What the task requires
The lines that make up this material should each be returned exactly.

Input data
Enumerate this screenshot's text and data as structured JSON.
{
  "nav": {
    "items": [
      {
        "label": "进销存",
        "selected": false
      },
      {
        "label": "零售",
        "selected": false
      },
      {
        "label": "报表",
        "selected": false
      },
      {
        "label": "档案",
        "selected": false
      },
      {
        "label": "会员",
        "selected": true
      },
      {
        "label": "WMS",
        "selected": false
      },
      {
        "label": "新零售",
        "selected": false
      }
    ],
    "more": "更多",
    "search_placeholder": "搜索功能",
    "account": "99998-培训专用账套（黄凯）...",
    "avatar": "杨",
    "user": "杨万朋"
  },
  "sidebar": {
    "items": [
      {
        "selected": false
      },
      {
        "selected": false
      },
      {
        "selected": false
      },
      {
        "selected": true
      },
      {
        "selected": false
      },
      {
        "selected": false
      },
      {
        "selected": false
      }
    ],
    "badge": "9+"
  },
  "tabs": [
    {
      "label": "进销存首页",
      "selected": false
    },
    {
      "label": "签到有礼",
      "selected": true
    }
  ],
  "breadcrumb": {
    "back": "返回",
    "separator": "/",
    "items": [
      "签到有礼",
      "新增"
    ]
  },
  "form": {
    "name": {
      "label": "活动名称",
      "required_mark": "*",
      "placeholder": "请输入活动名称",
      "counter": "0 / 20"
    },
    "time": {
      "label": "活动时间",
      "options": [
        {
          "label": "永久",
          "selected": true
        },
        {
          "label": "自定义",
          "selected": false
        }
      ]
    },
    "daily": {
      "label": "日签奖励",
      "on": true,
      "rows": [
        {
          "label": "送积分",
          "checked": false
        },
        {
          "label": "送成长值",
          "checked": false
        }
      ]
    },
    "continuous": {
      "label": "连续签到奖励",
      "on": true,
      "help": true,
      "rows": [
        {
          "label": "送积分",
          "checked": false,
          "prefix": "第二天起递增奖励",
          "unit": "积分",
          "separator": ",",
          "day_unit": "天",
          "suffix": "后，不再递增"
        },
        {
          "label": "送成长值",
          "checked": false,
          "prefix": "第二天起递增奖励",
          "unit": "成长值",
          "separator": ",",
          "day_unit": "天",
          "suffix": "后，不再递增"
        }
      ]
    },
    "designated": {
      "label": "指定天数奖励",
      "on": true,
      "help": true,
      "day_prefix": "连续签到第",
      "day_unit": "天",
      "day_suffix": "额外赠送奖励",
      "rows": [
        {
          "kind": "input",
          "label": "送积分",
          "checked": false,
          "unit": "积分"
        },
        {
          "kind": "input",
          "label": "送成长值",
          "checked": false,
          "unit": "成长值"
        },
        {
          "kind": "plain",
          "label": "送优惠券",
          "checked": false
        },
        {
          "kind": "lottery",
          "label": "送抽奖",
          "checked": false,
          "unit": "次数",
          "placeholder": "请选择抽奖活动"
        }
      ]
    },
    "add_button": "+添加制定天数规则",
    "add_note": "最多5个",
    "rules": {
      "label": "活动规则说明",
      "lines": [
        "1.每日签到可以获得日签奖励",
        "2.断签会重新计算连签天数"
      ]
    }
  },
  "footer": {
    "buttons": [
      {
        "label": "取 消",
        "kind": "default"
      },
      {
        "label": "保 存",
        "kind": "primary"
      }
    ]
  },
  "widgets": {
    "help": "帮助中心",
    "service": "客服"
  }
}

Output of the task
Enumerate this screenshot's text and data as structured JSON.
{
  "nav": {
    "items": [
      {
        "label": "进销存",
        "selected": false
      },
      {
        "label": "零售",
        "selected": false
      },
      {
        "label": "报表",
        "selected": false
      },
      {
        "label": "档案",
        "selected": false
      },
      {
        "label": "会员",
        "selected": true
      },
      {
        "label": "WMS",
        "selected": false
      },
      {
        "label": "新零售",
        "selected": false
      }
    ],
    "more": "更多",
    "search_placeholder": "搜索功能",
    "account": "99998-培训专用账套（黄凯）...",
    "avatar": "杨",
    "user": "杨万朋"
  },
  "sidebar": {
    "items": [
      {
        "selected": false
      },
      {
        "selected": false
      },
      {
        "selected": false
      },
      {
        "selected": true
      },
      {
        "selected": false
      },
      {
        "selected": false
      },
      {
        "selected": false
      }
    ],
    "badge": "9+"
  },
  "tabs": [
    {
      "label": "进销存首页",
      "selected": false
    },
    {
      "label": "签到有礼",
      "selected": true
    }
  ],
  "breadcrumb": {
    "back": "返回",
    "separator": "/",
    "items": [
      "签到有礼",
      "新增"
    ]
  },
  "form": {
    "name": {
      "label": "活动名称",
      "required_mark": "*",
      "placeholder": "请输入活动名称",
      "counter": "0 / 20"
    },
    "time": {
      "label": "活动时间",
      "options": [
        {
          "label": "永久",
          "selected": true
        },
        {
          "label": "自定义",
          "selected": false
        }
      ]
    },
    "daily": {
      "label": "日签奖励",
      "on": true,
      "rows": [
        {
          "label": "送积分",
          "checked": false
        },
        {
          "label": "送成长值",
          "checked": false
        }
      ]
    },
    "continuous": {
      "label": "连续签到奖励",
      "on": true,
      "help": true,
      "rows": [
        {
          "label": "送积分",
          "checked": false,
          "prefix": "第二天起递增奖励",
          "unit": "积分",
          "separator": ",",
          "day_unit": "天",
          "suffix": "后，不再递增"
        },
        {
          "label": "送成长值",
          "checked": false,
          "prefix": "第二天起递增奖励",
          "unit": "成长值",
          "separator": ",",
          "day_unit": "天",
          "suffix": "后，不再递增"
        }
      ]
    },
    "designated": {
      "label": "指定天数奖励",
      "on": true,
      "help": true,
      "day_prefix": "连续签到第",
      "day_unit": "天",
      "day_suffix": "额外赠送奖励",
      "rows": [
        {
          "kind": "input",
          "label": "送积分",
          "checked": false,
          "unit": "积分"
        },
        {
          "kind": "input",
          "label": "送成长值",
          "checked": false,
          "unit": "成长值"
        },
        {
          "kind": "plain",
          "label": "送优惠券",
          "checked": false
        },
        {
          "kind": "lottery",
          "label": "送抽奖",
          "checked": false,
          "unit": "次数",
          "placeholder": "请选择抽奖活动"
        }
      ]
    },
    "add_button": "+添加制定天数规则",
    "add_note": "最多5个",
    "rules": {
      "label": "活动规则说明",
      "lines": [
        "1.每日签到可以获得日签奖励",
        "2.断签会重新计算连签天数"
      ]
    }
  },
  "footer": {
    "buttons": [
      {
        "label": "取 消",
        "kind": "default"
      },
      {
        "label": "保 存",
        "kind": "primary"
      }
    ]
  },
  "widgets": {
    "help": "帮助中心",
    "service": "客服"
  }
}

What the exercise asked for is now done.